If you belong to the latter group, you may want to start growing mushrooms, too. These are typically grown indoors—you just need a little space, time to work on it, and the right materials. You can set this up in the basement or you can also purchase ready-made growing kits. These kits can be placed inside unused cabinets or in any spot at home where you can control the amount of light, and monitor the temperature and humidity.

It sounds easy to accomplish as mushrooms grow from spores. To get started, choose the right culture spore for you. If you’re a first-timer, you can work with oyster and button mushrooms as these are the easiest to grow. In only one month, you’ll be ready to harvest the fruits of your labor.

Click here to see the instructions.

Need help getting started? There are online stores that offer growing kits, seminars, and training sessions. Follow these brands on social media today:

1. JMP Mushroom

JMP Mushroom not only aims to promote growing your own mushroom, but mushroom farming in general, too. They also hold seminars to help newbies.

Visit JMP Mushroom at Block 1 Lot 9, Luke Street, Del Mundo Village, Llano Caloocan City. You can also follow them on Facebook or get in touch with them via mobile at (0929 383-9797. You can also visit their website or send an e-mail to jmpmushroom[at]yahoo.com.

2. The Mushroom Project

Looking for a mushroom growing kit? Follow and get in touch with The Mushroom Project on Facebook.

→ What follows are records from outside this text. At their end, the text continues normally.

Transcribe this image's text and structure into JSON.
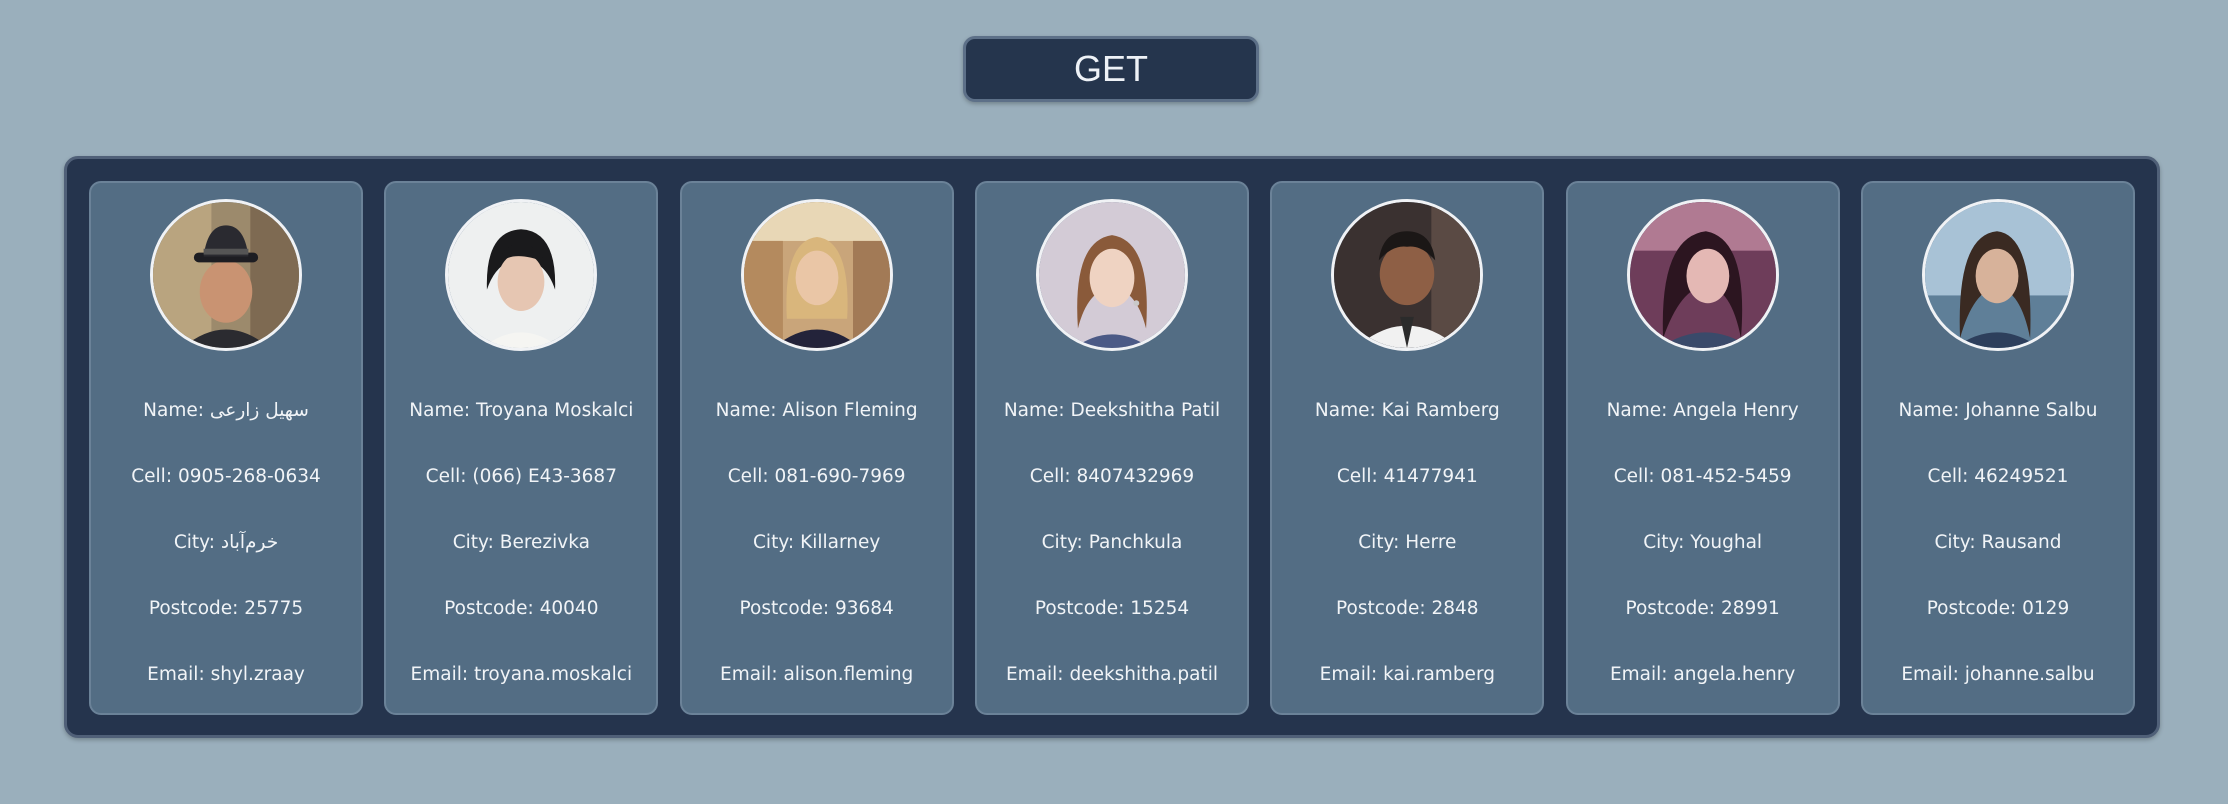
{
  "get_button": {
    "label": "GET"
  },
  "field_labels": {
    "name": "Name:",
    "cell": "Cell:",
    "city": "City:",
    "postcode": "Postcode:",
    "email": "Email:"
  },
  "users": [
    {
      "name": "سهیل زارعی",
      "cell": "0905-268-0634",
      "city": "خرم‌آباد",
      "postcode": "25775",
      "email": "shyl.zraay",
      "avatar": "man-fedora-photo"
    },
    {
      "name": "Troyana Moskalci",
      "cell": "(066) E43-3687",
      "city": "Berezivka",
      "postcode": "40040",
      "email": "troyana.moskalci",
      "avatar": "woman-short-dark-hair-photo"
    },
    {
      "name": "Alison Fleming",
      "cell": "081-690-7969",
      "city": "Killarney",
      "postcode": "93684",
      "email": "alison.fleming",
      "avatar": "woman-blonde-shop-photo"
    },
    {
      "name": "Deekshitha Patil",
      "cell": "8407432969",
      "city": "Panchkula",
      "postcode": "15254",
      "email": "deekshitha.patil",
      "avatar": "woman-curly-hair-photo"
    },
    {
      "name": "Kai Ramberg",
      "cell": "41477941",
      "city": "Herre",
      "postcode": "2848",
      "email": "kai.ramberg",
      "avatar": "man-white-shirt-photo"
    },
    {
      "name": "Angela Henry",
      "cell": "081-452-5459",
      "city": "Youghal",
      "postcode": "28991",
      "email": "angela.henry",
      "avatar": "woman-dark-hair-purple-photo"
    },
    {
      "name": "Johanne Salbu",
      "cell": "46249521",
      "city": "Rausand",
      "postcode": "0129",
      "email": "johanne.salbu",
      "avatar": "woman-seaside-photo"
    }
  ]
}
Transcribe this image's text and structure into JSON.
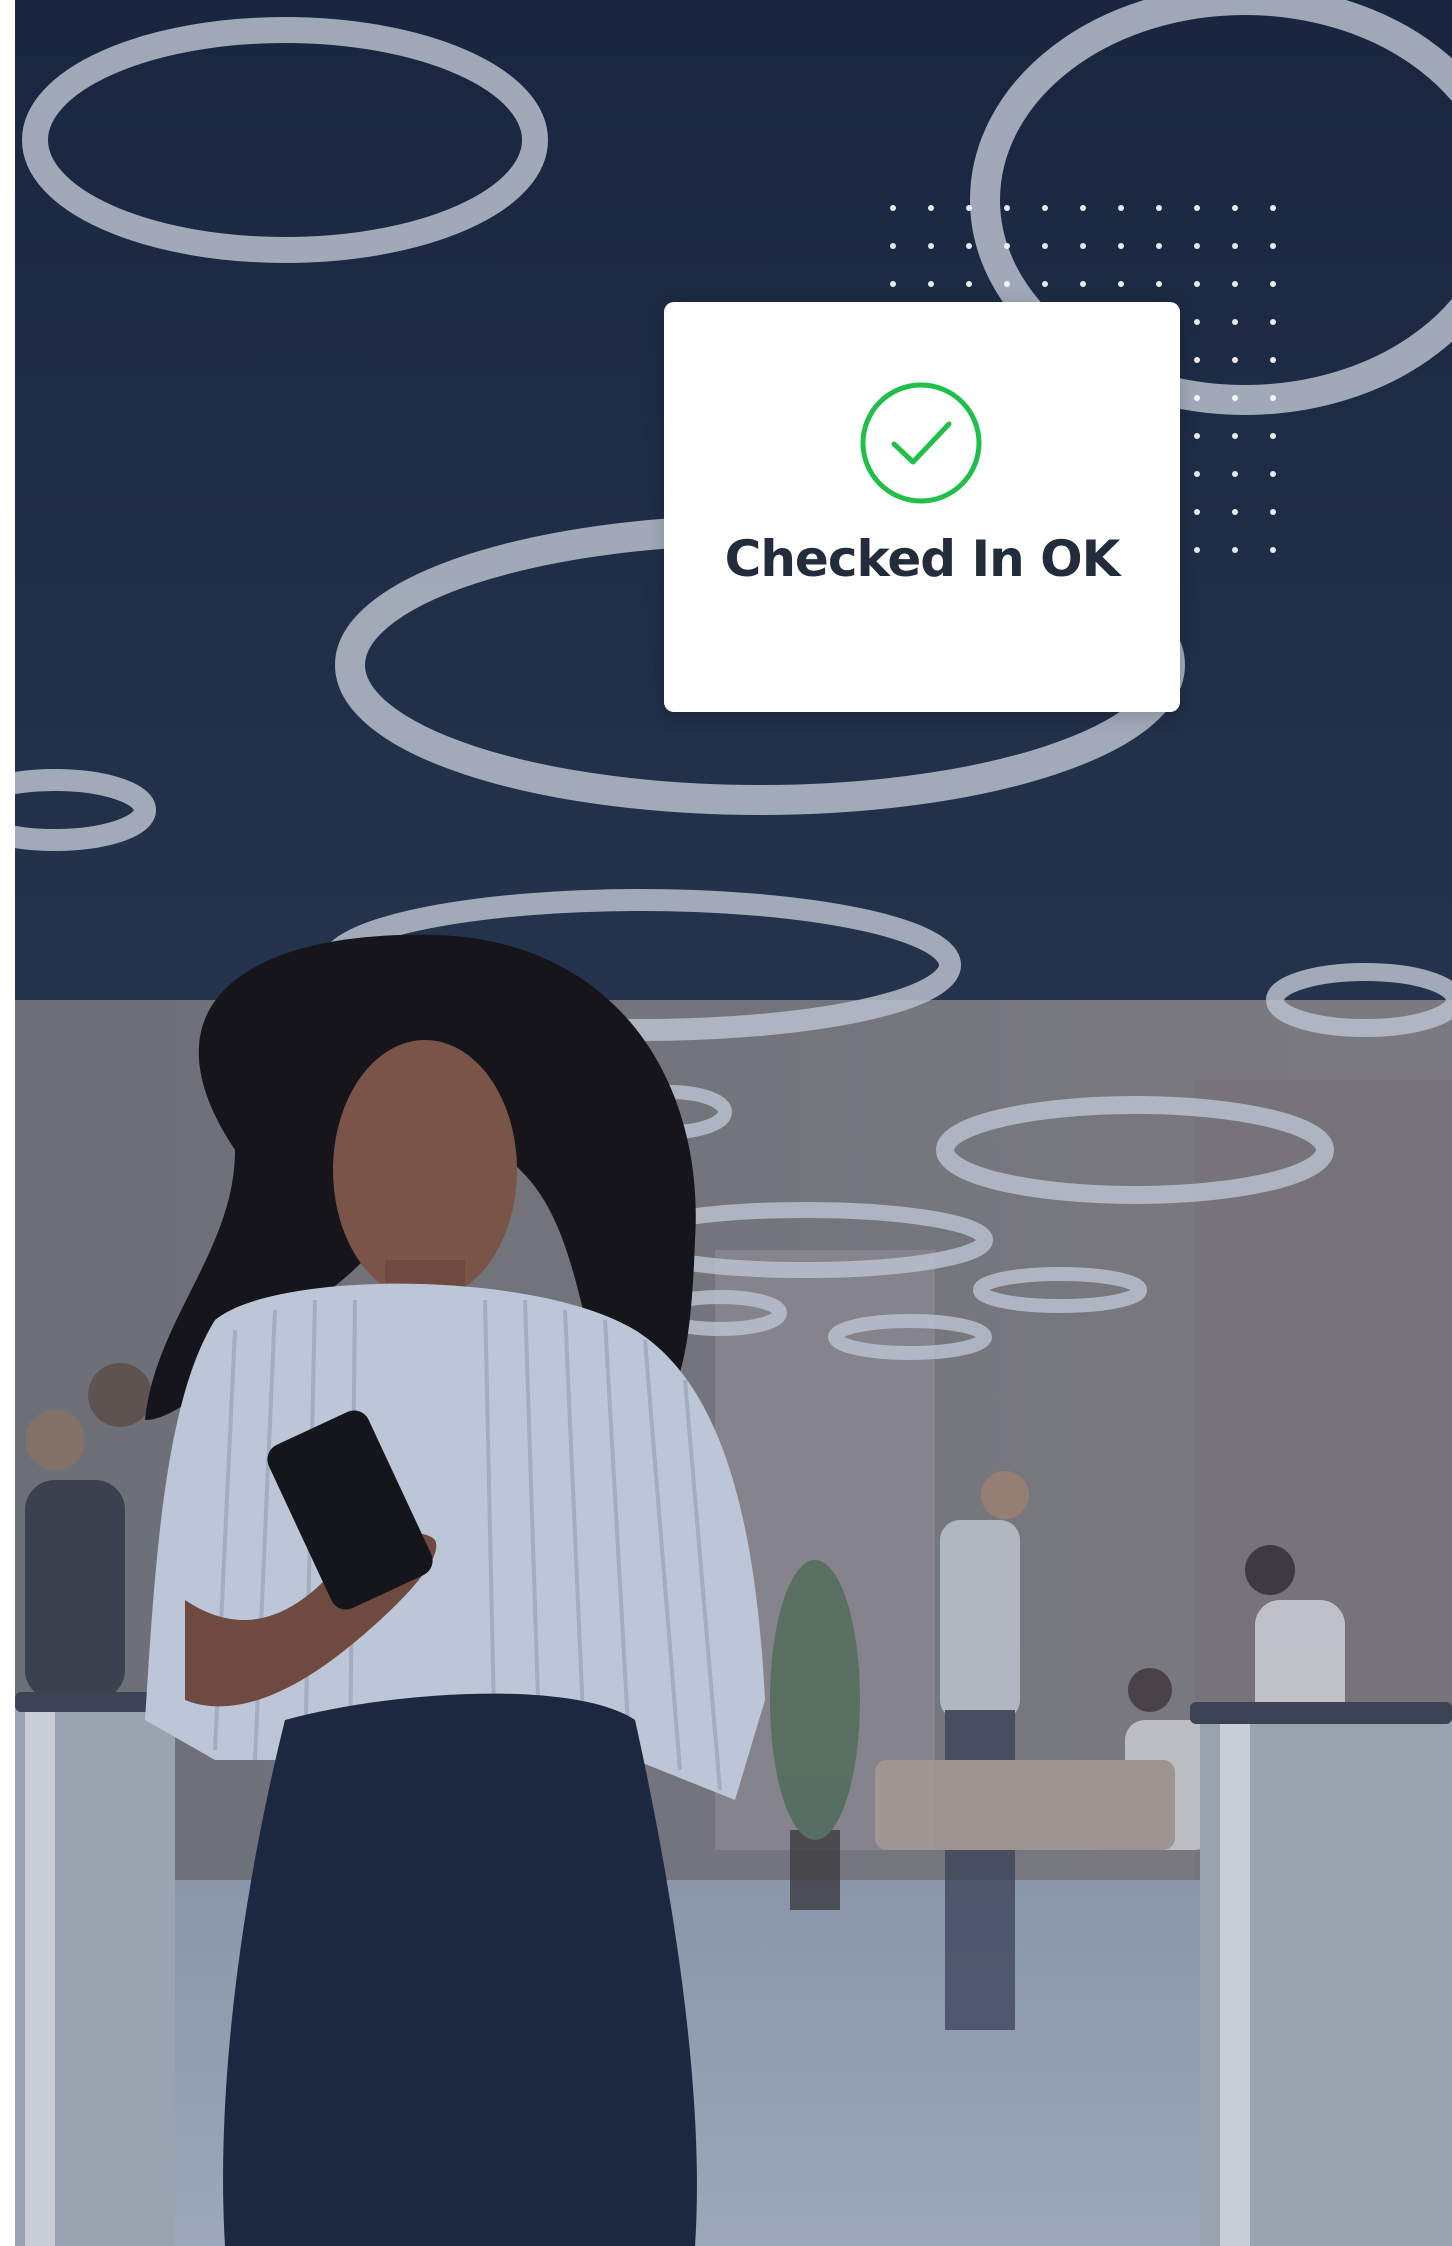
{
  "status_card": {
    "label": "Checked In OK",
    "icon": "check-circle-icon",
    "accent_color": "#1fbf4a"
  },
  "photo": {
    "subject": "office-lobby-photo"
  }
}
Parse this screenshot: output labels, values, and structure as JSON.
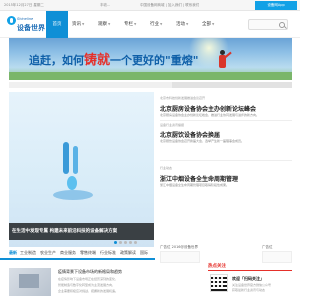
{
  "topbar": {
    "date": "2015年12月27日 星期二",
    "notice": "丰收...",
    "links": "中国设备网商城 | 加入我们 | 联系我们",
    "app_label": "设备网App"
  },
  "brand": {
    "logo_en": "Shineline",
    "logo_cn": "设备世界",
    "accent": "#0f8fd6"
  },
  "nav": {
    "items": [
      {
        "label": "首页"
      },
      {
        "label": "资讯"
      },
      {
        "label": "观察"
      },
      {
        "label": "专栏"
      },
      {
        "label": "行业"
      },
      {
        "label": "活动"
      },
      {
        "label": "全部"
      }
    ]
  },
  "search": {
    "placeholder": ""
  },
  "banner": {
    "text_part1": "追赶，如何",
    "text_highlight": "铸就",
    "text_part2": "一个更好的\"重熔\""
  },
  "slideshow": {
    "caption": "在生活中发现专属 构建未来前沿科技的设备解决方案"
  },
  "featured": [
    {
      "sub": "北京市科技创新发展推进会议召开",
      "title": "北京厨房设备协会主办创新论坛峰会",
      "desc": "北京厨房设备协会主办创新论坛峰会，推进行业协同发展与进步的新方向。"
    },
    {
      "sub": "设备行业资讯播报",
      "title": "北京厨饮设备协会换届",
      "desc": "北京厨饮设备协会召开换届大会，选举产生新一届理事会成员。"
    },
    {
      "sub": "行业动态",
      "title": "浙江中烟设备全生命周期管理",
      "desc": "浙江中烟设备全生命周期管理项目取得阶段性成果。"
    }
  ],
  "tabs": [
    "最新",
    "工业制造",
    "农业生产",
    "商业服务",
    "零售终端",
    "行业标准",
    "政策解读",
    "国际",
    "新型设备",
    "产品品牌"
  ],
  "news": {
    "title": "疫情背景下设备市场的新格局和趋势",
    "lines": [
      "在疫情影响下设备市场正在经历深刻的变化，",
      "智能制造与数字化转型成为主流发展方向，",
      "企业需要积极应对挑战，把握新的发展机遇。"
    ]
  },
  "ads": [
    {
      "label": "广告位 2016@设备世界"
    },
    {
      "label": "广告位"
    }
  ],
  "hot": {
    "header": "热点关注",
    "qr_title": "欢迎「扫码关注」",
    "qr_desc": [
      "关注设备世界官方微信公众号",
      "获取最新行业资讯与动态"
    ]
  }
}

You can also send an e-mail to the mushroomprojectph[at]gmail.com.

3. Magalang Mushroom Farmville

Once you’ve grown your own mushrooms, we’re sure you’d be on the lookout for recipes you can try. Magalang Mushroom Farmville offers mushroom spawn, recipes, and processed products that you view on their website.

Magalang Mushroom Farmville is located at 42 Rice Village, Barangay Ayala, Magalang, Pampanga. You can also get in touch with them through mobile at (0915) 426-5221.


To Your Income and Health!

Dr. Kurtzman's mushroom house contains 380 square feet of vertical growing surface. At peak output, he can expect to harvest 300 pounds a month, 12 months a year! Obviously, this is more fungi than even the most avid mushroom gourmand could eat, but with the price for oyster mushrooms running as high as $3.00 a pound it could very well be worth your while to seek outside markets for your surplus. Check with local vegetable wholesalers, restaurants, health food stores, and consumer co-ops.

Oyster mushrooms can be stored up to two days without refrigeration, after which they're subject to spoilage. However, if you sun-dry the delicacies on screen or cheesecloth trays (or in an oven at 140°F) and store them in a dark, dry place, they'll keep indefinitely. Another nice feature of Pleurotus is that you can easily reconstitute the dried mushrooms in a bowl of cool water.

Besides adding a festive and mouthwatering touch to your meals and putting cash in your pockets, mushrooms have many hidden virtues. For example, edible fungi are good sources of protein, niacin, riboflavin, vitamin C, folic acid, calcium, phosphorus, and potassium. To top all that, mushrooms can be a dieter's best friend: they have about the same caloric value as an equivalent quantity of non-fattening apple!

And believe you me—monetary and health rewards aside—these marvelous homegrown mushrooms will be about the most delicious you've ever eaten. My taste buds will swear to it!


Watch the video: Cheap, Easy DIY Mushroom Fruiting Chamber